No formal testing, but that has been my experience.
That is not a false assumption because you base your decision on testing your environment. My initial tests were successful with ALAC files with Roon and my other platforms…I found a few errors but I was new so I did not put 2 and 2 together until today. I’ve only heard opinions and few facts.The important fact is that I have to re-rip my ALAC’s. Have you discussed with Apple on their error of tolerance for music files?. If so, what did they say?
Roon Labs made a similar assumption in their NUC update last week when a bunch of NUCS did not reboot after an update. They have a higher bar for testing. This problem did not show up in their lab but a number of customers had problems. Roon did a good job addressing this issue.

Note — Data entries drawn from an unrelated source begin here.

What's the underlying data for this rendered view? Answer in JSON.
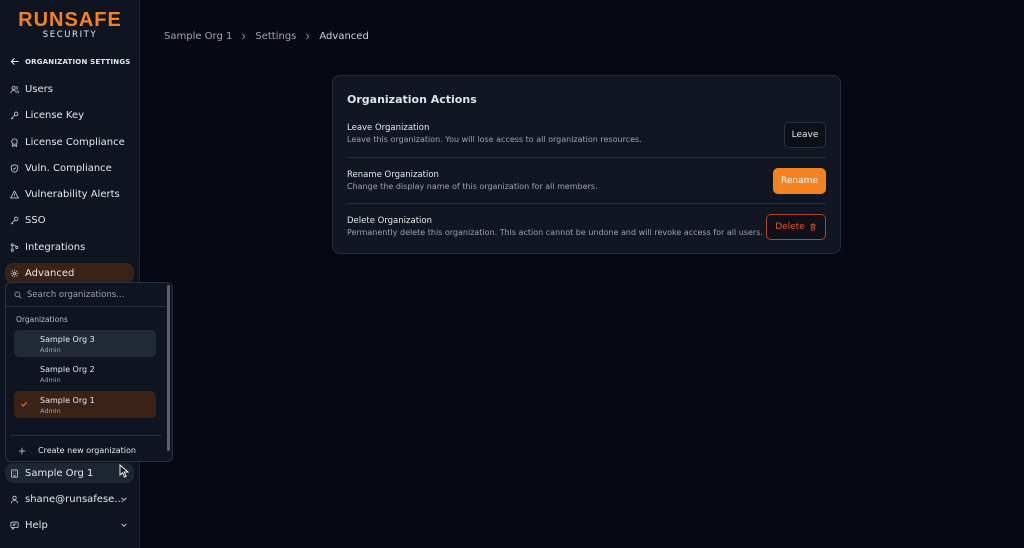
{
  "brand": {
    "name": "RUNSAFE",
    "tagline": "SECURITY",
    "accent": "#f58220"
  },
  "sidebar": {
    "back_label": "ORGANIZATION SETTINGS",
    "items": [
      {
        "label": "Users",
        "icon": "users-icon"
      },
      {
        "label": "License Key",
        "icon": "key-icon"
      },
      {
        "label": "License Compliance",
        "icon": "badge-icon"
      },
      {
        "label": "Vuln. Compliance",
        "icon": "shield-check-icon"
      },
      {
        "label": "Vulnerability Alerts",
        "icon": "alert-triangle-icon"
      },
      {
        "label": "SSO",
        "icon": "key-icon"
      },
      {
        "label": "Integrations",
        "icon": "git-branch-icon"
      },
      {
        "label": "Advanced",
        "icon": "gear-icon",
        "active": true
      }
    ],
    "org_switcher": "Sample Org 1",
    "user": "shane@runsafese...",
    "help": "Help"
  },
  "breadcrumb": [
    "Sample Org 1",
    "Settings",
    "Advanced"
  ],
  "card": {
    "title": "Organization Actions",
    "actions": [
      {
        "title": "Leave Organization",
        "description": "Leave this organization. You will lose access to all organization resources.",
        "button": "Leave"
      },
      {
        "title": "Rename Organization",
        "description": "Change the display name of this organization for all members.",
        "button": "Rename"
      },
      {
        "title": "Delete Organization",
        "description": "Permanently delete this organization. This action cannot be undone and will revoke access for all users.",
        "button": "Delete"
      }
    ]
  },
  "dropdown": {
    "search_placeholder": "Search organizations...",
    "heading": "Organizations",
    "orgs": [
      {
        "name": "Sample Org 3",
        "role": "Admin"
      },
      {
        "name": "Sample Org 2",
        "role": "Admin"
      },
      {
        "name": "Sample Org 1",
        "role": "Admin",
        "selected": true
      }
    ],
    "create_label": "Create new organization"
  }
}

So if you can provide documentation on Roon tolerances vs everybody else, I would like to hear it.
you don’t need to rerip your ALAC files. Just batch convert from ALAC to ALAC and they should be fine. Worth testing in any case before going to the trouble of re-ripping.
It is indeed a false assumption. Apple is very much a “do as we say not as we do” company. I know because I used to work there. I could tell you many stories of how Apple told developers to implement something one way and did something very different on their own.
Just because an Apple device can read an ALAC file that Roon can’t does not mean there is not some “problem” with the file. I would not be surprised to hear that iTunes created an ALAC file that did not meet Apple’s own ALAC standard.
Having said all of that, it would be smart for Roon to get one of these files and see what their software thinks is wrong with it and try and understand why other software does not see anything wrong with the files.